'Films like Dhoom 2 influence young people and encourage activities like bike racing and rash driving', says STC SD Shinde, reports Rajendra Aklekar.india Updated: Jan 10, 2007 04:58 IST
Making Dhoom 3, as Aditya Chopra is reportedly said to be doing, could become an impossible task if State Transport Commissioner Shyamsunder D Shinde has his way.
Shinde has sent a letter to the Censor Board of India, asking for scenes of bike racing and rash driving to be deleted from movies.
Speaking to HT on the occasion of Road Safety Week, organised between January 1 and 8, Shinde said: “Films like Dhoom 2 influence young people and encourage activities like bike racing and rash driving.”
He added: “Most young men try to imitate the stunts shown in these films. But this only leads to accidents because they are not capable of handling such powerful vehicles. That is why I have written a letter to the Censor Board asking for such scenes to be deleted from movies.”
According to Shinde, 70 per cent of two-wheeler accidents occur at high speeds.
However, when contacted, Vinayak Azad, Regional Officer, Central Board of Film Certification, Mumbai, said: “We have not received any such letter. I can comment only when I see the document.”
A senior traffic department official said he approved of Shinde's move. “Two-wheeler riders not only break rules by cutting lanes and overtaking, but also scare other motorists who tend to lose control of their vehicle when such bikers veer close to them.”
Producer-director Suneel Darshan, who recently helmed Dosti, was expectedly not happy about Shinde’s move. “India is the only country where we cannot shoot with animals. Here, we will have to think twice before shooting any action scenes. If authorities keep coming up with such rules, what will we do in the future?” he said.
Maharashtra also tops accident statistics in India — the number of accidents in the state has gone up from 65,686 in 2003 to 67,720 in 2005.
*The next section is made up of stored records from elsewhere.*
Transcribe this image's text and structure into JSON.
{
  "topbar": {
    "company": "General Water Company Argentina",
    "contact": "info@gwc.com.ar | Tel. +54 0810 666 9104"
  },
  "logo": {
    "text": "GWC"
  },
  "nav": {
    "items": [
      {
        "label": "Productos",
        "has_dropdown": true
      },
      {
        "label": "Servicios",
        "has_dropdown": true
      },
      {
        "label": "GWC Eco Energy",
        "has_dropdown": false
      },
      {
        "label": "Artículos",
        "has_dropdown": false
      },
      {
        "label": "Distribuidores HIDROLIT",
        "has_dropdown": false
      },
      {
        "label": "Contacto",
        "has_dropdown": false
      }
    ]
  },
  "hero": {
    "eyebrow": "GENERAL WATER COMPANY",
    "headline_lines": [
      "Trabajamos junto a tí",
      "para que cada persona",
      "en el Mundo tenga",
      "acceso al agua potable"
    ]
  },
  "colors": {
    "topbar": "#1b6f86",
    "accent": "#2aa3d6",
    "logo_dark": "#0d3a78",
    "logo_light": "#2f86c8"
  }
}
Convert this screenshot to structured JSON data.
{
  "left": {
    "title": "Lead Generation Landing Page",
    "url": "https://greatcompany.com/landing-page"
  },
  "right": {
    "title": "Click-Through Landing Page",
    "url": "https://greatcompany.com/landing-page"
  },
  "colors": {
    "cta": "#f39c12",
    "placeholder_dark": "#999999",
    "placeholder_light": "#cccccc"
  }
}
Mumbai traffic police statistics also state that while the number of offences by two-wheeler riders has doubled since 2003, the number of two-wheeler accidents since then has more than trebled.
(With inputs by Vajir Singh)